Do you think coming back alone gave you more motivation to really try and succeed?
Definitely. I didn’t want to come all the way here from New Zealand and fail. It would’ve been the worst case scenario! I never expected to make anything of it but I was always trying.
Did you have a Plan B, just in case?
Not really! I probably should have, but foolishly I didn’t. I don’t know what I would have done otherwise.
Well, there’s a saying; ‘If you’ve got a Plan B then it’s not even worth having a Plan A’… It’s like, if you plan to fail then you probably will. But if you have no other option but to make it, then you have a better chance of success.
I like that! I suppose it fits. If you’re gonna do it, do it properly. Yeah, I like that.
So now you’re closely allied with Madtech, how did that come about?
That was through my agency. My agent Jim knew the label manager at Madtech, so he introduced me and I just sent some demos over. I’m a big fan of what Kerri does as well so I guess it’s a good home for me. I’ve got some more releases coming up with them later this year, so I’m looking forward to that.
Have you met Kerri yet?
Yeah, I’ve played with him a few times now. He’s such a cool guy, one of the nicest I’ve met in the industry. I played with him in Paris recently and he sat me down and spoke to me one-to-one and talked me through how he does all his soundchecks. He was showing me how he plays syne wave sweeps through the system and finds the troughs in the room. It was cool… educational. What an honour! He’s got a lot of time for people and I respect that, there’s not enough of that around these days.
Yeah totally. And what’s the deal with MTA as well? How did that connection come about?

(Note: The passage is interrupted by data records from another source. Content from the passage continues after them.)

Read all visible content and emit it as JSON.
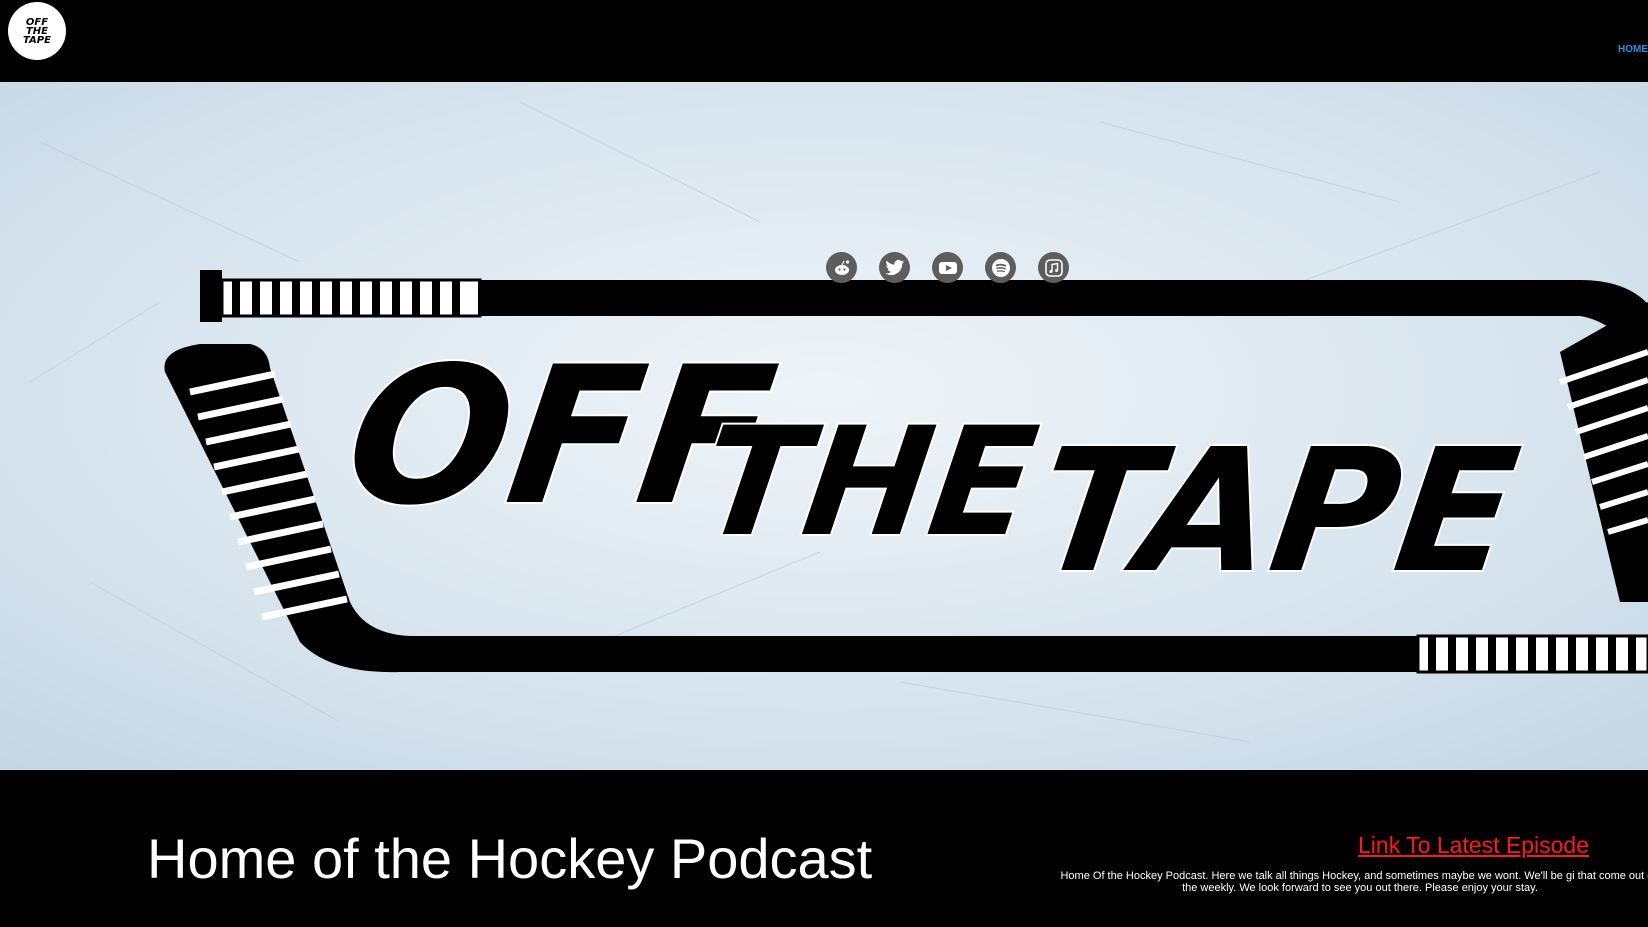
{
  "brand": {
    "logo_text": "OFF THE TAPE"
  },
  "nav": {
    "home_label": "HOME"
  },
  "hero": {
    "logo_words": [
      "OFF",
      "THE",
      "TAPE"
    ],
    "socials": [
      {
        "icon": "reddit-icon"
      },
      {
        "icon": "twitter-icon"
      },
      {
        "icon": "youtube-icon"
      },
      {
        "icon": "spotify-icon"
      },
      {
        "icon": "apple-podcasts-icon"
      }
    ]
  },
  "footer": {
    "tagline": "Home of the Hockey Podcast",
    "latest_link": "Link To Latest Episode",
    "about": "Home Of the Hockey Podcast. Here we talk all things Hockey, and sometimes maybe we wont. We'll be gi that come out on the weekly. We look forward to see you out there. Please enjoy your stay."
  },
  "colors": {
    "link_red": "#ff1a1a",
    "nav_blue": "#2a8fe5",
    "social_grey": "#5d5d5d"
  }
}
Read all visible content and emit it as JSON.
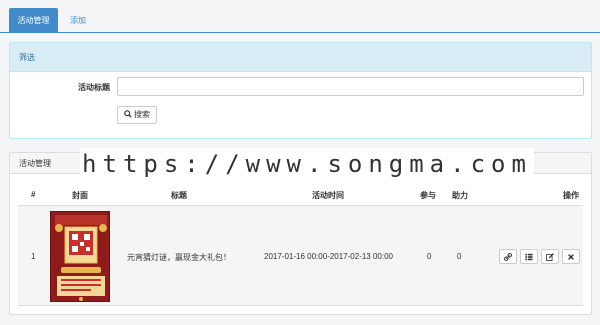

I just sent demos to them, and they picked them out. I got a phone call from Will (from Chase & Status), saying he wanted to meet me – so I went down to London to meet him and everyone in the office and that was it really. It was a pretty traditional way of doing things.
Do you have much of a plan about what direction you’re taking?
There isn’t much of a plan to be honest, I’m just enjoying what I’m doing and hoping people follow. I just want to keep making the sound I’m enjoying, seeing what works in the clubs and it seems to be going well. Hopefully, my next few records will do well as well. I’m really excited about this MTA one, which will be out later this year, the vocalist we’ve got coming in today is so good. He’s not done many records before but his voice is out of this world – it’s an RnB style vocal, it’s going to end up being just good, classy house music I think.
Lastly, what’s inspiring you at the moment?
I tend to try not listen to house when I’m not producing or playing. I buy a lot of vinyl, but I don’t own many house records, it’s mainly dub reggae, hip hop, ambient… stuff I can chill out to. Music that I don’t understand sometimes, stuff that takes you out of that frame of mind where you’re over analysing things and trying to figure out how they were made. I don’t play any instruments so, if it’s a reggae track, I wouldn’t know how to even begin making that. It’s nice to get out of the producer’s chair for a bit and free your mind up.
I was just listening to some stuff yesterday by one of the guys from dubstep outfit 16bit, he goes by the name of Moody Good. He’s actually signed to MTA. His latest LP is bizarre, it’s still under the dubstep influence but there’s ambient stuff in there and some really twisted dark beats. Definitely worth a shout.
Take That EP [Roush]